**WHAT IS NEEDED:**
Your output must reproduce all the records below precisely and contain no pictures.

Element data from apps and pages
# # #

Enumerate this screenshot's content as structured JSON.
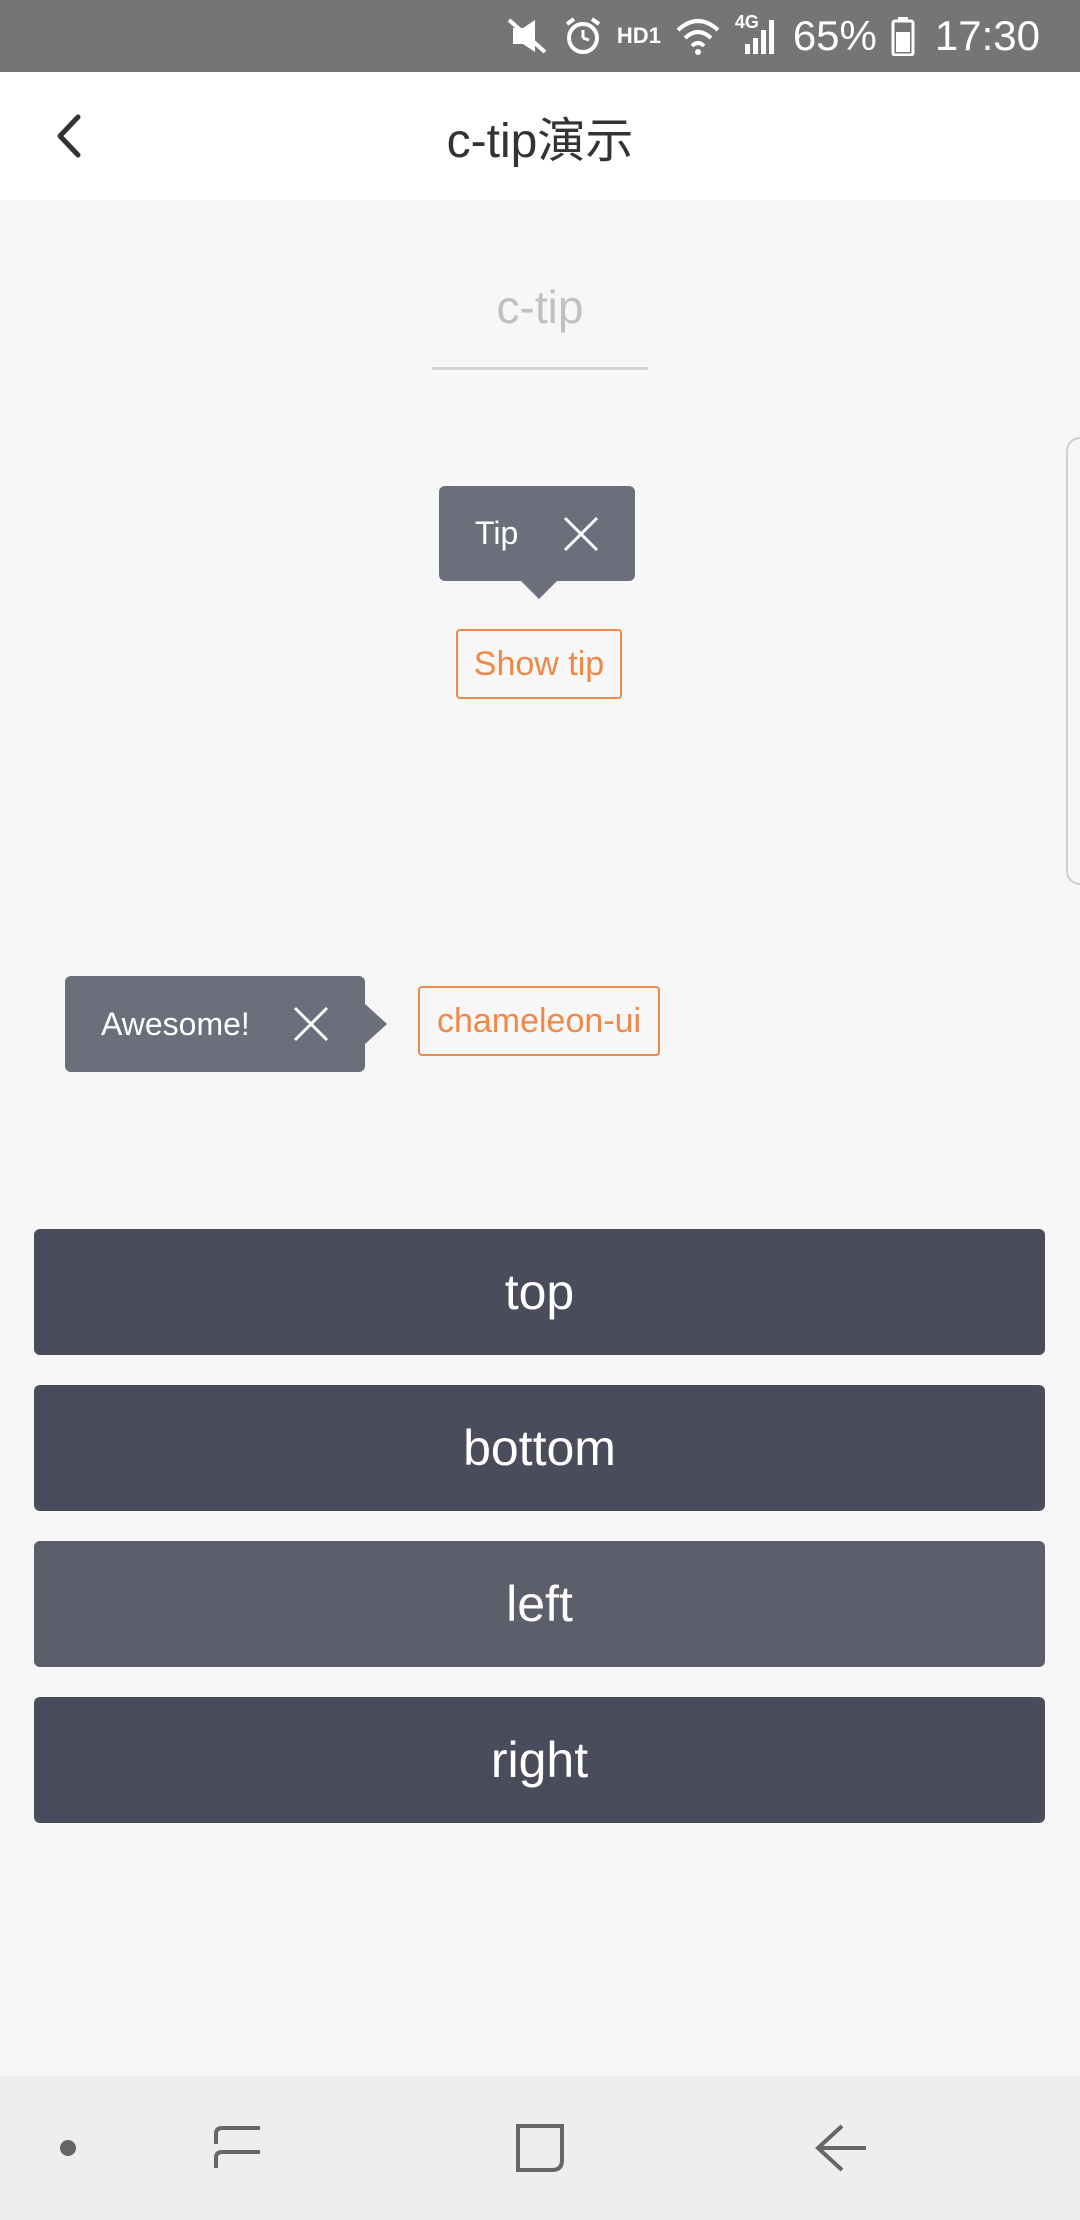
{
  "status_bar": {
    "icons": [
      "mute-vibrate-icon",
      "alarm-icon",
      "hd-icon",
      "wifi-icon",
      "signal-4g-icon",
      "battery-icon"
    ],
    "hd_label": "HD1",
    "network_label": "4G",
    "battery_percent": "65%",
    "time": "17:30"
  },
  "header": {
    "back_icon": "chevron-left-icon",
    "title": "c-tip演示"
  },
  "main": {
    "heading": "c-tip",
    "tip_top": {
      "text": "Tip",
      "close_icon": "close-icon"
    },
    "show_tip_button": "Show tip",
    "tip_left": {
      "text": "Awesome!",
      "close_icon": "close-icon"
    },
    "chameleon_button": "chameleon-ui",
    "direction_buttons": {
      "top": "top",
      "bottom": "bottom",
      "left": "left",
      "right": "right"
    }
  },
  "colors": {
    "accent": "#f0884a",
    "tip_background": "#6b6e7b",
    "button_background": "#4a4c5b",
    "button_pressed_background": "#5c5e6b",
    "page_background": "#f7f7f7"
  },
  "system_nav": {
    "icons": [
      "dot-icon",
      "recent-apps-icon",
      "home-icon",
      "back-arrow-icon"
    ]
  }
}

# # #

**WRITTEN REPLY:**
Enumerate this screenshot's content as structured JSON.
{
  "status_bar": {
    "icons": [
      "mute-vibrate-icon",
      "alarm-icon",
      "hd-icon",
      "wifi-icon",
      "signal-4g-icon",
      "battery-icon"
    ],
    "hd_label": "HD1",
    "network_label": "4G",
    "battery_percent": "65%",
    "time": "17:30"
  },
  "header": {
    "back_icon": "chevron-left-icon",
    "title": "c-tip演示"
  },
  "main": {
    "heading": "c-tip",
    "tip_top": {
      "text": "Tip",
      "close_icon": "close-icon"
    },
    "show_tip_button": "Show tip",
    "tip_left": {
      "text": "Awesome!",
      "close_icon": "close-icon"
    },
    "chameleon_button": "chameleon-ui",
    "direction_buttons": {
      "top": "top",
      "bottom": "bottom",
      "left": "left",
      "right": "right"
    }
  },
  "colors": {
    "accent": "#f0884a",
    "tip_background": "#6b6e7b",
    "button_background": "#4a4c5b",
    "button_pressed_background": "#5c5e6b",
    "page_background": "#f7f7f7"
  },
  "system_nav": {
    "icons": [
      "dot-icon",
      "recent-apps-icon",
      "home-icon",
      "back-arrow-icon"
    ]
  }
}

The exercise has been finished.